A new type of batteries called “Printable Solid-State (PRISS) Lithium-Ion Batteries” was designed by a group of researchers from the Ulsan National Institute of Science and Technology (UNIST, South Korea). The new battery is created from consecutive layers of printed composite materials.
With a simple stencil printing process followed by ultraviolet cross-linking, a solid-state composite electrolyte (SCE) layer and SCE matrix-embedded electrodes are consecutively printed on arbitrary objects of complex geometries, eventually leading to fully integrated PRISS batteries. Then the rheological properties of SCE paste and electrode slurry adjusted to get thixotropic fluid characteristics, along with well-designed core elements.
This technology yields many positive features, it eliminates the need for conventional microporous separator membranes and the extra processing steps of solvent drying and liquid-electrolyte injection.
With this new type of batteries, unlimited forms and sizes of batteries will be available for our various projects.
David Jones has another useful video tutorial about how to safely charge Lithium Ion and Lithium Polymer batteries with a bench power supply. The purpose of this tutorial is to learn how to use your lab power supply to charge your Lithium Ion battery when you don’t have a special charger circuit to do so.
He used NCR18650B in his tutorial, a 3.6V 3400mAh Lithium Ion battery from Panasonic.

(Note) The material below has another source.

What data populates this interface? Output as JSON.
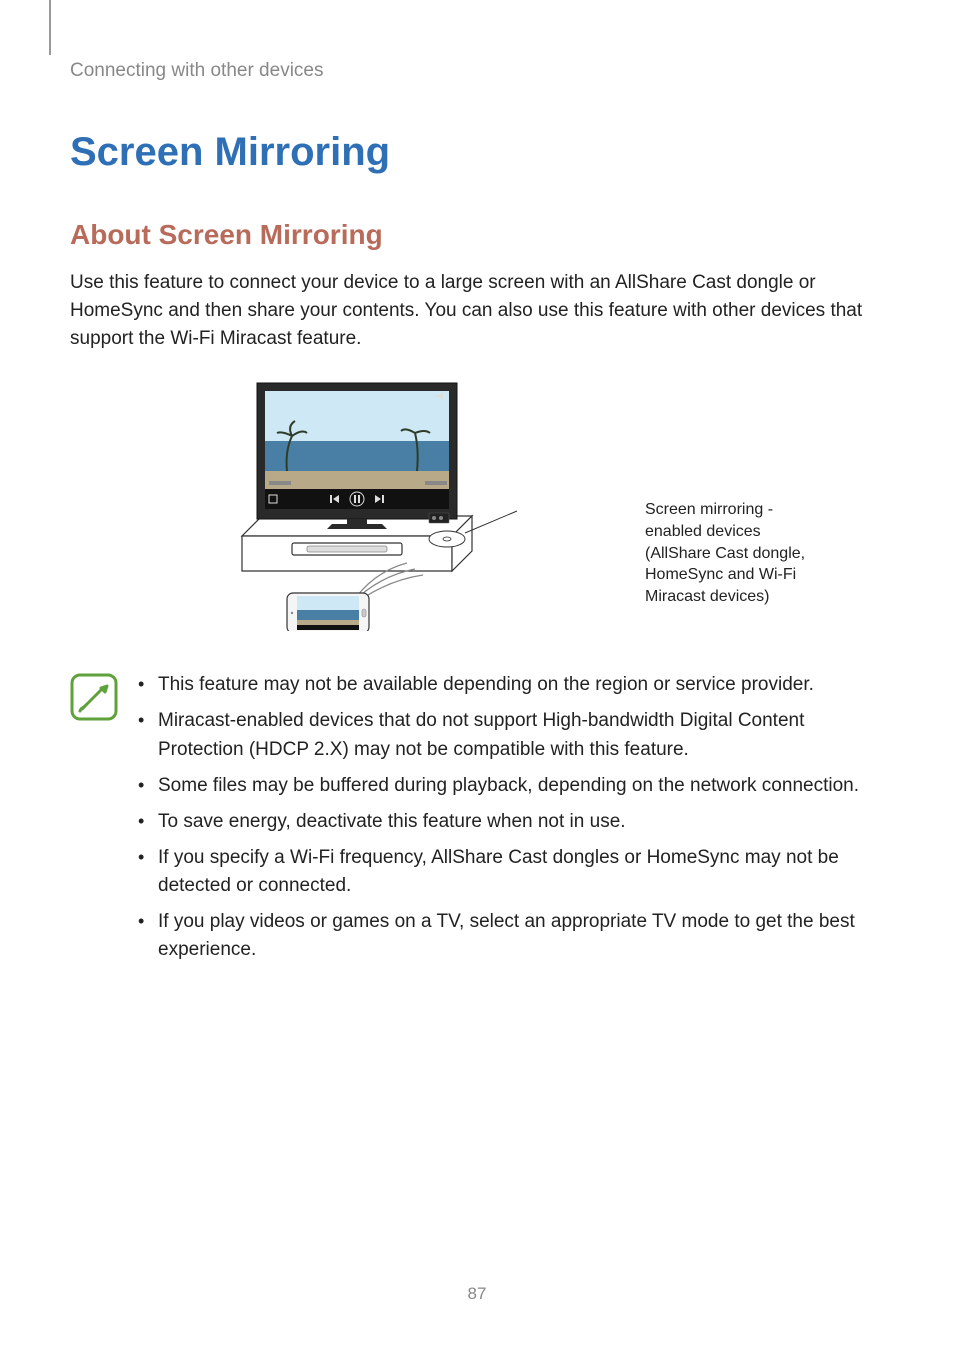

David warned us that charging this type of battery is quite dangerous if we didn’t do it in the correct way. Even with the presence of protection circuit in Lithium Ion battery.

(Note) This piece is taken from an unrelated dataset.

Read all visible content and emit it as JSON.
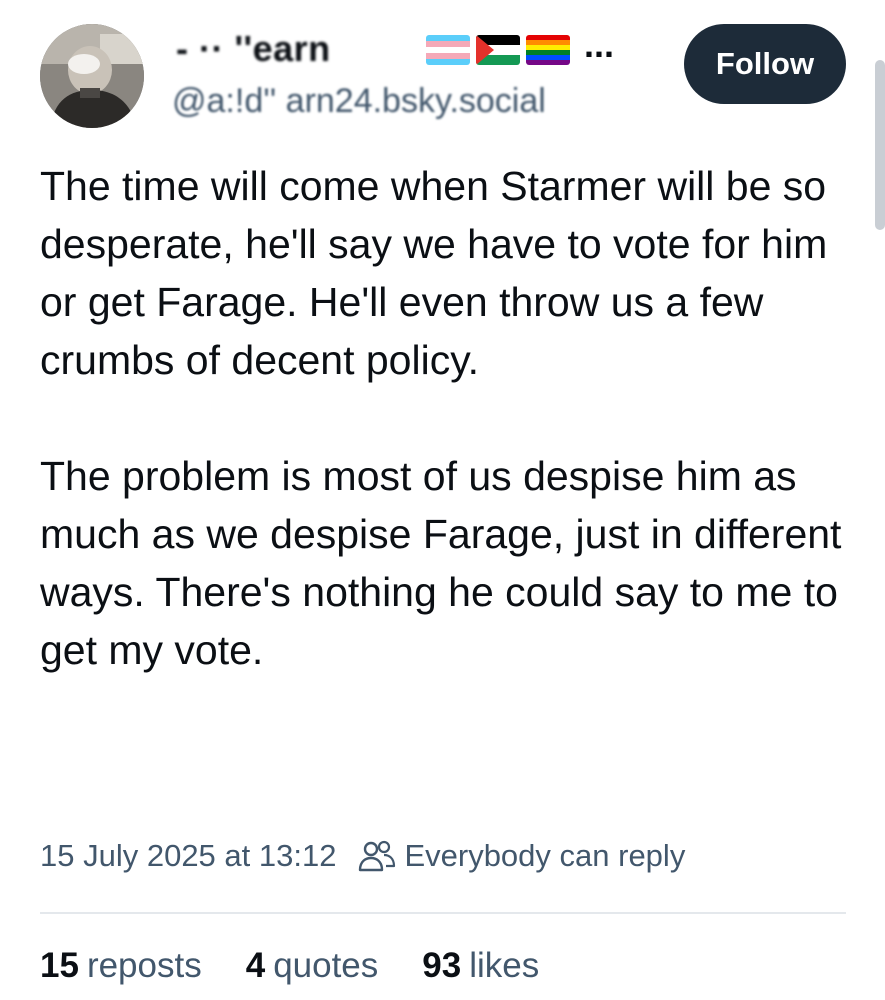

You can find the charging diagram in NCR18650B battery datasheet.
According to the datasheet, the charging current is 1625mA and the charging voltage is 4.2V. Charging consists of two stages, first one is the constant current stage where you must supply a 1625mA constant current and when the battery voltage reaches 4.20V, the second stage starts, which is the constant voltage stage. In this stage, the current will naturally drop down, and the cutoff is typically about 10% of charging current so it’s about 170mA.

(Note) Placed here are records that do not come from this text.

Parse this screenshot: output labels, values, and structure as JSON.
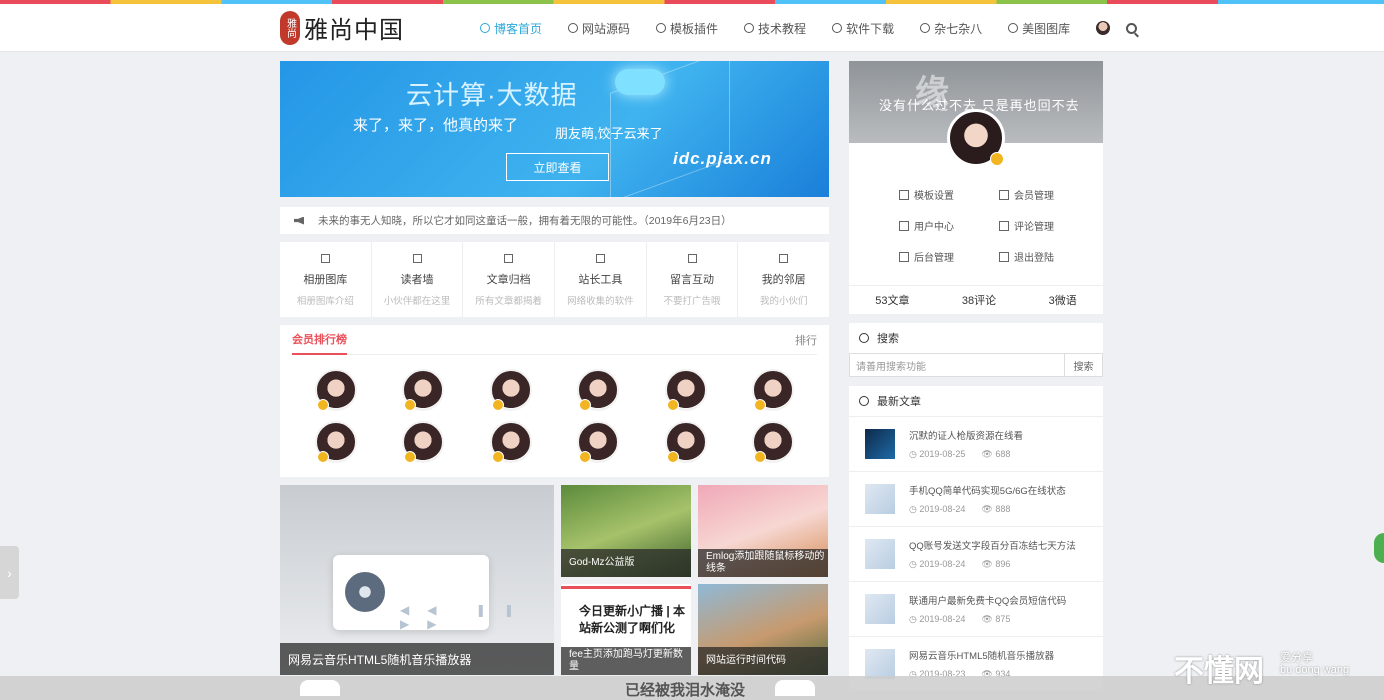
{
  "brand": {
    "seal": "雅尚",
    "name": "雅尚中国"
  },
  "nav": {
    "items": [
      {
        "label": "博客首页",
        "active": true
      },
      {
        "label": "网站源码"
      },
      {
        "label": "模板插件"
      },
      {
        "label": "技术教程"
      },
      {
        "label": "软件下载"
      },
      {
        "label": "杂七杂八"
      },
      {
        "label": "美图图库"
      }
    ]
  },
  "banner": {
    "title": "云计算·大数据",
    "slogan": "来了，来了，他真的来了",
    "sub": "朋友萌,饺子云来了",
    "button": "立即查看",
    "url": "idc.pjax.cn"
  },
  "notice": "未来的事无人知晓，所以它才如同这童话一般，拥有着无限的可能性。（2019年6月23日）",
  "shortcuts": [
    {
      "title": "相册图库",
      "sub": "相册图库介绍"
    },
    {
      "title": "读者墙",
      "sub": "小伙伴都在这里"
    },
    {
      "title": "文章归档",
      "sub": "所有文章都揭着"
    },
    {
      "title": "站长工具",
      "sub": "网络收集的软件"
    },
    {
      "title": "留言互动",
      "sub": "不要打广告哦"
    },
    {
      "title": "我的邻居",
      "sub": "我的小伙们"
    }
  ],
  "rank": {
    "title": "会员排行榜",
    "more": "排行",
    "count": 12
  },
  "gallery": {
    "big": "网易云音乐HTML5随机音乐播放器",
    "tiles": [
      "God-Mz公益版",
      "Emlog添加跟随鼠标移动的线条",
      "fee主页添加跑马灯更新数量",
      "网站运行时间代码"
    ],
    "poster": "今日更新小广播 | 本站新公测了啊们化"
  },
  "profile": {
    "cover_text": "没有什么过不去 只是再也回不去",
    "menu": [
      "模板设置",
      "会员管理",
      "用户中心",
      "评论管理",
      "后台管理",
      "退出登陆"
    ],
    "stats": [
      "53文章",
      "38评论",
      "3微语"
    ]
  },
  "search": {
    "title": "搜索",
    "placeholder": "请善用搜索功能",
    "button": "搜索"
  },
  "recent": {
    "title": "最新文章",
    "items": [
      {
        "title": "沉默的证人枪版资源在线看",
        "date": "2019-08-25",
        "views": "688"
      },
      {
        "title": "手机QQ简单代码实现5G/6G在线状态",
        "date": "2019-08-24",
        "views": "888"
      },
      {
        "title": "QQ账号发送文字段百分百冻结七天方法",
        "date": "2019-08-24",
        "views": "896"
      },
      {
        "title": "联通用户最新免费卡QQ会员短信代码",
        "date": "2019-08-24",
        "views": "875"
      },
      {
        "title": "网易云音乐HTML5随机音乐播放器",
        "date": "2019-08-23",
        "views": "934"
      }
    ]
  },
  "bottom": {
    "text": "已经被我泪水淹没"
  },
  "watermark": {
    "big": "不懂网",
    "small1": "爱分享",
    "small2": "bu dong wang"
  },
  "colors": {
    "accent": "#2fa7d8",
    "rank": "#e9505a"
  }
}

This tutorial applies to all Lithium Ion and Lithium Polymer batteries not only NCR18650B.
You can perform this 2-stage charging using your power supply, but it must supports CC(Constant Current) and CV(Constant Voltage) modes. You can read the following Q&A in electronics.stackexchange to learn what constant current and voltage modes mean. You can build a power supply with CC and CV modes for yourself if you don’t have a budget to buy a ready made one.
David said that using this type of float charging/trickle charging is not recommended, because it will build-up or plate the metallic parts inside the battery. So It’s better to use dedicated ICs designed for the float charging.
LTC4013 is a highly integrated, high voltage multi-chemistry synchronous step-down battery charger controller. With a wide input voltage range that spans up to 60V, the LTC4013 uses temperature-compensated 3- and 4-stage charge algorithms to efficiently charge 12V and 24V lead-acid batteries. By Graham Prophet @ edn-europe.com
Alternatively, the LTC4013 will charge a multicell Lithium-based battery stack with float voltages near to the input supply. Mode pins define the float voltage and charge algorithm. Charge current is precision regulated to ±5% and programmable with a single resistor up to 20A (depending on the selection of external components). The LTC4013 features user-adjustable maximum power point tracking (MPPT) circuitry that enables simple power optimization in the case of power-limited sources such as solar panels. The MPPT open-circuit method corrects for panel temperature changes without the inconvenience of adding a solar panel temperature sensor. Applications include portable medical instruments, monitoring equipment, battery backup systems, industrial handhelds, industrial lighting, military equipment, ruggedized notebooks/tablet computers, plus remote powered communication and telemetry systems.
60V-input battery charger; Pb-acid & Li-ion charge algorithms up to 20A – [Link]